The so-called California burrito is an abomination invented in San Diego when a stoned high school student tripped over his surfboard and dropped an order of fries into a “regular” carne asada burrito someone had left on a bench. after the pigeons have chosen all the rice and beans. It’s two budget-friendly comfort foods mashed together, a starch wrapped in starch, making it super dry and mushy.
A Californian burrito, desperately out of sauce. The dish is logically flawed, inherently limited – far from perfect, but there is no good way to improve it.
To make it edible, the meat must be super tender and chewy and the fries extra crispy. This gives it a short shelf life as the fries will soon be cold and soggy. Or you have to mask it with other ingredients like avocado cream, sour cream, soft cheese, and/or salsa, which at best will make the inside a tasty glop. The burrito wrapper should be freshly grilled on a griddle so it’s not a batter bomb.
A burrito mojado is a style, not a specific dish. It’s a normal burrito covered with enchilada sauce and melted cheese. So it’s like enchiladas, but there’s only one on the plate and there’s a flour tortilla instead of corn.
In case you didn’t know, enchilada sauce is a cousin of mole, or maybe, one of the best sauces in the world. It is slowly reduced chicken broth, fresh or smoked mild green or red chillies, tomato paste, garlic, cumin and a number of other herbs and spices like coriander, oregano Mexican and even unsweetened chocolate. Like pozole rojo or menudo, body and flavor come from highly concentrated chili peppers. Because the flavor is so intense and complex that it doesn’t need to be dressed to finish the dish, just a little cheese on top.
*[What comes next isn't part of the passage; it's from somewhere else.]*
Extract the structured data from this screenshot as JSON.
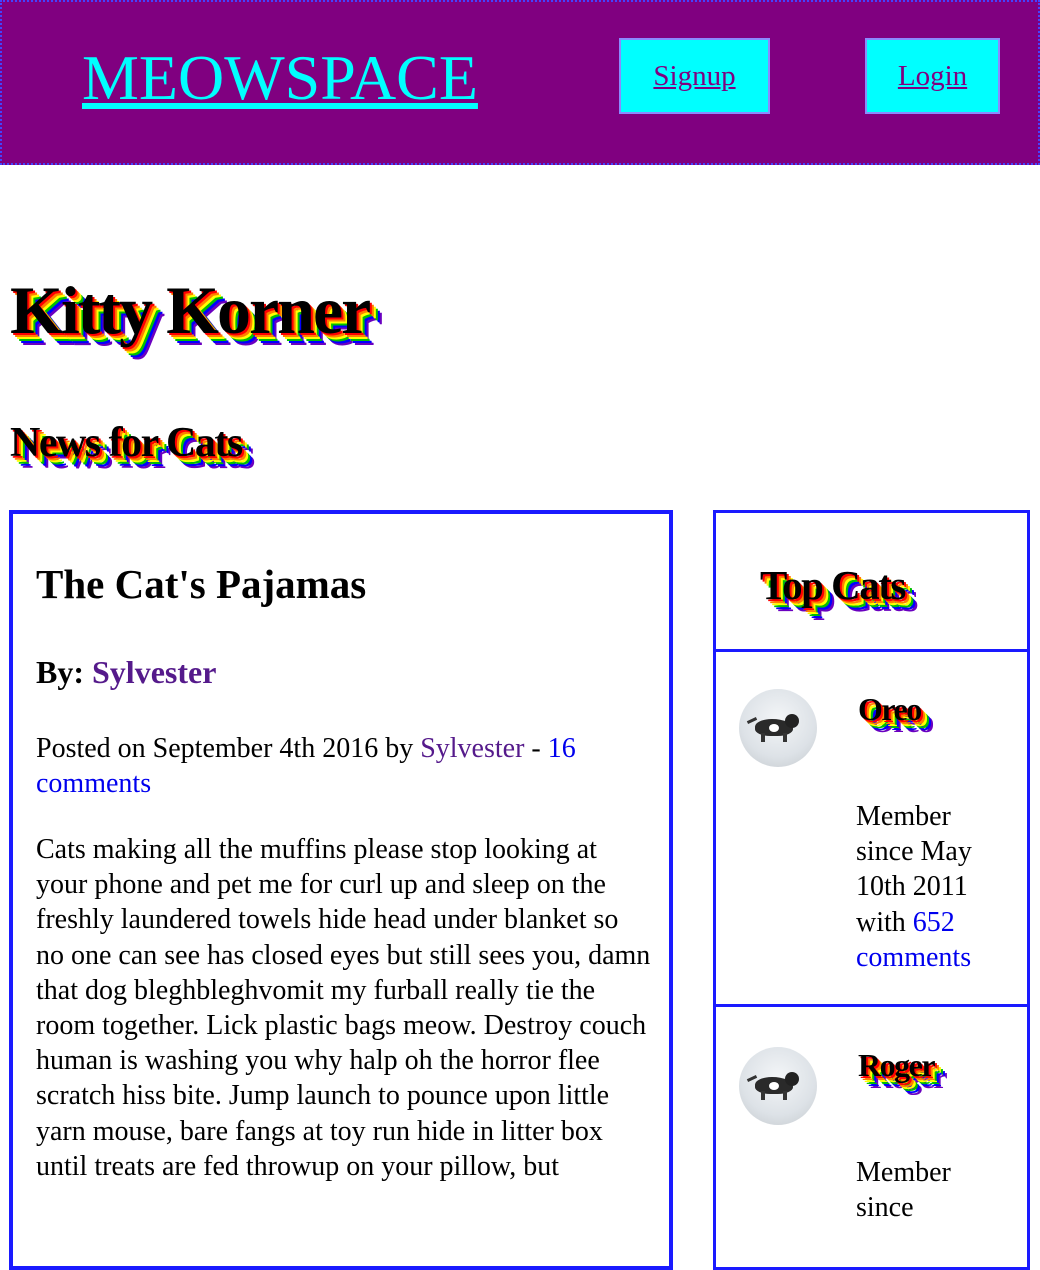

It makes a good alternative to a “super” burrito, also known as a BFB (one with added cheese, lettuce, sour cream, avocado, tomatoes and other expensive additions) because a good enchilada sauce and cheese are the complete garnish and dressing. No more needed.
Carne asada isn’t the best meat for a moist burrito because the texture and taste don’t complement the sauce. Shredded or ground meat is a better choice, and my favorite would be the carnitas.
A good alternative to both would be a chimichanga, another dish invented by accident when a restaurant worker dropped a burrito into a tub of frying oil. This made a fried burrito, which could also be served San Diego style with fries and carne asada inside, or drizzled with gravy on top.